Birds of paradise are a group of birds found in the rainforests of Southeast Asia, mainly in the jungles of Indonesia, Papua New Guinea, and parts of eastern Australia.
Birds of paradise are best known for the beautiful variety of feathers that exist on male birds of paradise, which the male bird of paradise uses to attract the attention of the females of the surrounding birds of paradise. As with many bird species, bird-of-paradise females are dull in appearance than their male counterparts and are generally smaller and have light brown feathers and have a nightingale-like appearance.
There are around 50 different species of birds of paradise ranging in size from 15cm to over a meter in height. Many of the bird-of-paradise species are extremely rare and are found only in particular habitats and in certain locations. Birds of paradise were unknown to the Western world until 1996 when David Attenborough stunned the world with his images of the amazing birds on a trip to Papua New Guinea.
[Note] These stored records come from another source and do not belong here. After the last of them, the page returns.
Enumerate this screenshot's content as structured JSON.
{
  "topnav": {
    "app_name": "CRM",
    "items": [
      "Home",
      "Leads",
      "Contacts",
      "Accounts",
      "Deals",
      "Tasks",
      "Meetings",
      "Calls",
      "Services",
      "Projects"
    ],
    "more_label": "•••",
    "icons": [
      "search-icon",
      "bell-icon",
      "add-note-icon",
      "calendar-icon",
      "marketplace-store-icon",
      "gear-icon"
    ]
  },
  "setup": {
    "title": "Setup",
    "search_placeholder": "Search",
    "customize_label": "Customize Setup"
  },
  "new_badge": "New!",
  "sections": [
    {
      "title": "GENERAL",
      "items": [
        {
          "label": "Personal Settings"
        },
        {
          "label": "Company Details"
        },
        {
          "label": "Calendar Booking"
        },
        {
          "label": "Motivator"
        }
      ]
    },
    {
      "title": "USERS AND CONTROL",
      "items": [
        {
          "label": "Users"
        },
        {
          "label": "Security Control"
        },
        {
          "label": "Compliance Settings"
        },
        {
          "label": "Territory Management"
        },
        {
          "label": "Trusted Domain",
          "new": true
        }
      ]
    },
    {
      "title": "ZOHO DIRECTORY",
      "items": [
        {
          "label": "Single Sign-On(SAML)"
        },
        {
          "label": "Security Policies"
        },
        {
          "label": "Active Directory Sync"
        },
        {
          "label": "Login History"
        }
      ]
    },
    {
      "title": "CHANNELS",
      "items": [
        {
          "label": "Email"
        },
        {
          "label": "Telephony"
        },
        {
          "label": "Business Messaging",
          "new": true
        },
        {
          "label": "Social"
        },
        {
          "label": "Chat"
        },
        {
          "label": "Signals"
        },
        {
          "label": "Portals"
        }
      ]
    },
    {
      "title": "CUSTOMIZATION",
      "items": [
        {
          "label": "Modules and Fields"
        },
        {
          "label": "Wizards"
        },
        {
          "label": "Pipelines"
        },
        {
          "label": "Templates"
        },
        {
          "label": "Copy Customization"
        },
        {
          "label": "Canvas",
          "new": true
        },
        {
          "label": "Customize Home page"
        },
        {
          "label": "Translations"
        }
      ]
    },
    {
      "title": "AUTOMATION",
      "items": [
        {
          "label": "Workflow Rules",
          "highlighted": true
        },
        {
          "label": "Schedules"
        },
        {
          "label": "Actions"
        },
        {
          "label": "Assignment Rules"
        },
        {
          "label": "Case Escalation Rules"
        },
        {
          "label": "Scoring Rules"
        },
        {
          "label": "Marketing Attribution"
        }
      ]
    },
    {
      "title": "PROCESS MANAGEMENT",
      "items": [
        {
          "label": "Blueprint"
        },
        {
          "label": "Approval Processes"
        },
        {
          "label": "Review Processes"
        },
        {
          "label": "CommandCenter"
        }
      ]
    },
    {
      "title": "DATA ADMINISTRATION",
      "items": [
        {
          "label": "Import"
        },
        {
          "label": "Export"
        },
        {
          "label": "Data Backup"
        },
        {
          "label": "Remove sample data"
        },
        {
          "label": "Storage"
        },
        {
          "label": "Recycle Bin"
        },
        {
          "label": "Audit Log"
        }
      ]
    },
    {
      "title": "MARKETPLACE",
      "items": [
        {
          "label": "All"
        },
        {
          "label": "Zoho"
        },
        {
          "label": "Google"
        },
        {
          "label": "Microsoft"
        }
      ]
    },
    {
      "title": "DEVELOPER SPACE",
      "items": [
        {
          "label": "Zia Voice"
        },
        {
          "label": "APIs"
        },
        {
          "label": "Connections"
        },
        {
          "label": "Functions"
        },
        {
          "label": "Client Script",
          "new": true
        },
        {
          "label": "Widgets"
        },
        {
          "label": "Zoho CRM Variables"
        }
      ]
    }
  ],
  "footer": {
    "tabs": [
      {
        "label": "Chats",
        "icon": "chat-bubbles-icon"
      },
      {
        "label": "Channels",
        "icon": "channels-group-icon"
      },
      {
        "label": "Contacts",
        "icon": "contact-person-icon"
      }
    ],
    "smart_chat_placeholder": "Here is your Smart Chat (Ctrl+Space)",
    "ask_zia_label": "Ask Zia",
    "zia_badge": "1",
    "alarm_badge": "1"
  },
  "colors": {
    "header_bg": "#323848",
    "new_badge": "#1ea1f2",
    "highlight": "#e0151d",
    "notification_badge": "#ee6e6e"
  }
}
Many bird-of-paradise species feed on the fruits and berries found in the surrounding forest. Some species, however, are very prone to eating insects and other birds of paradise prefer particular species of spiders.
Birds of Paradise are known to be the most spectacular and attractive birds in the world. The brightly colored plumage of the male birds of paradise contains colors ranging from red to yellow to green, and along with their unique dance moves, the male birds of paradise really stand out on the forest floor.
The beautiful and bright colors of the birds of paradise have made these birds a popular target for both hunters and tribe members who use the brightly colored feathers of the birds of paradise to create clothing and costumes. This practice and tradition have meant a huge decline in the bird-of-paradise population, with some species in worse condition than others.
Birds of paradise tend to be solitary birds and only come together to mate. The male bird of paradise attracts a female bird of paradise using its shiny feathers and perfected dance routine. The female of the bird of paradise lays her eggs in a nest. Unlike many other bird species, birds of paradise can nest at ground level, in trees, or in dense vegetation.
Bird-of-paradise chicks are usually born in 20 days, but the specific incubation period varies by species. Bird-of-paradise chicks are often born without feathers, although some young are born with few. Newborn bird of paradise chicks cannot walk or stand and depend on the bird of paradise for food. Bird-of-paradise chicks are generally independent when they are one month old.
Adult birds of paradise have very few natural predators in the wild, but the most vulnerable bird of paradise chicks are preyed upon by large raptors and the occasional snakes. The main predator of the birds of paradise are humans living in settlements in the same habitat. Birds of paradise are also continually threatened by deforestation and habitat loss.